All-Star Inflatables Inc. of Dallas, Texas, has done extensive work in the sports world, according to owner Paul Oliver III, including the large inflatable helmets and arches and the tunnels through which football teams enter the field. The company is producing inflatable products for the latest iteration of the XFL, which began play in February.
“Here in Texas especially, everybody wants to be bigger and better than the next guy,” says Oliver with a laugh. “All the schools want to outdo their rivals. So the entrance tunnels are getting longer and the mascots are getting bigger, more intense and more real-looking.”
Anything that could serve as an alternative to inflatables in the sports market would be “big, bulky and heavy,” says Oliver, a problem especially in stadiums where storage space is at a premium.
Oliver has been in business for 25 years, but says it hasn’t always been easy. “So much of the manufacturing left and went to China 15 years ago,” he says. “We toughed it out and stayed, even after being offered a large amount of money to sell to a Chinese company. We stuck it out, we wiggled our way through, and we found different inflatables to build to keep it here in the U.S. and to keep our employees employed.”
The market is starting to come back quickly, Oliver says, “and it’s not just because of the tariffs. All of this business went overseas, and they raised prices so high that it got to the point where it got cheaper to find what you needed in the U.S.”

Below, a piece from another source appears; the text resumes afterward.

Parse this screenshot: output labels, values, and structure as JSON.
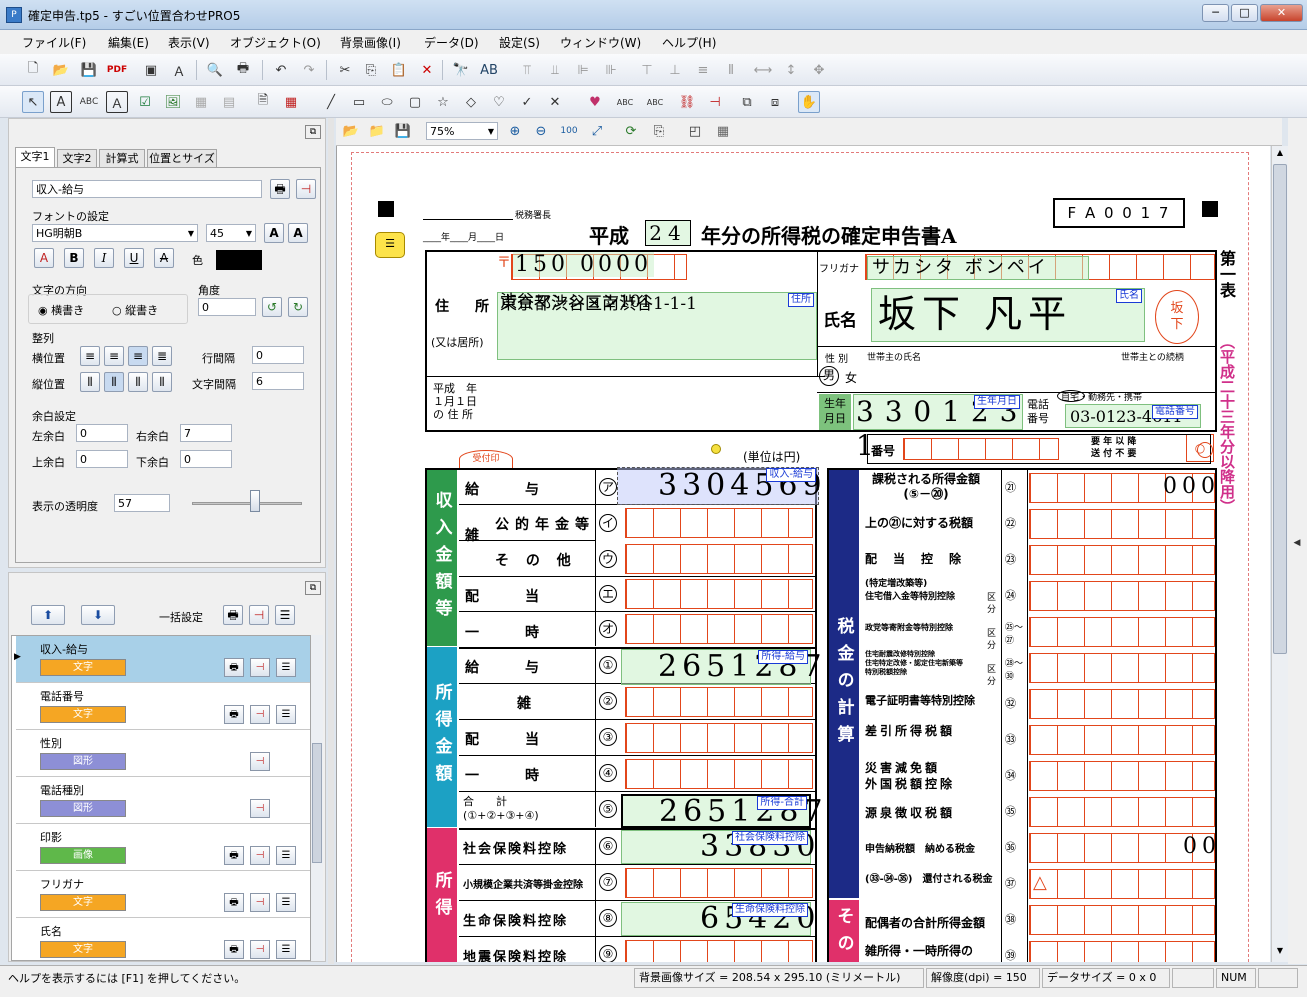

With technological advancements opening new markets, companies that manufacture and sell inflatable products emphasize quality and creativity to differentiate themselves from the competition.
“From our design team to our sewing team, we think we’re the best of the best in the industry,” says Jill Stolz, sales manager at Inflatable Design Group, which manufactures custom inflatables in San Diego, Calif. Among the company’s creations is a 40-foot inflatable slide, made for the Adult Swim network, shaped like the head of Morty from the network’s Rick and Morty show.
“We have seamstresses that have been sewing for 20-plus years and a designer with a very keen eye who nails it every time,” she says. “That’s what makes the difference.”
And, as is true in the rest of the industry, the ability to deliver is key.
“Meeting deadlines is what’s important,” says Meacham. “Customers have very high expectations. It’s the type of industry where everyone knows the lead time is short, especially if it’s an add-on or it’s something that couldn’t get fabricated in a different medium in time. But that’s the discipline.”
Jeff Moravec is a freelance writer based in Minneapolis, Minn.
SIDEBAR: Instant hill
You can’t move mountains—but you can move an inflatable hill.
With new technologies available to inflatable manufacturers, many products could potentially have an inflatable version that solves a problem of its rigid counterpart. The trick may be to discern which commercial applications will catch on. Creativity is great, but there has to be a market.
All-Star Inflatables Inc. of Dallas, Texas, has created a number of inflatable products designed for sports training, says owner Paul Oliver III. These include tumbling mats, golf simulators, a sandless “sand” pit and an inflatable hill. Yes, an inflatable hill.
“The Inflatable Incline Trainer avoids the need to build a dirt or grass hill for training,” Oliver says of the structure, which is made from 18-ounce vinyl. “Plus, it can be moved to where it’s needed and is easily stored when it isn’t.” The inflatable hill is also gentler on joints and ligaments.
Oliver has put a patent on the design of the device, which was in development for five years before its recent introduction. The key to the product, he says, involves another component that also has been patented—the nonslip running surface used on the structure.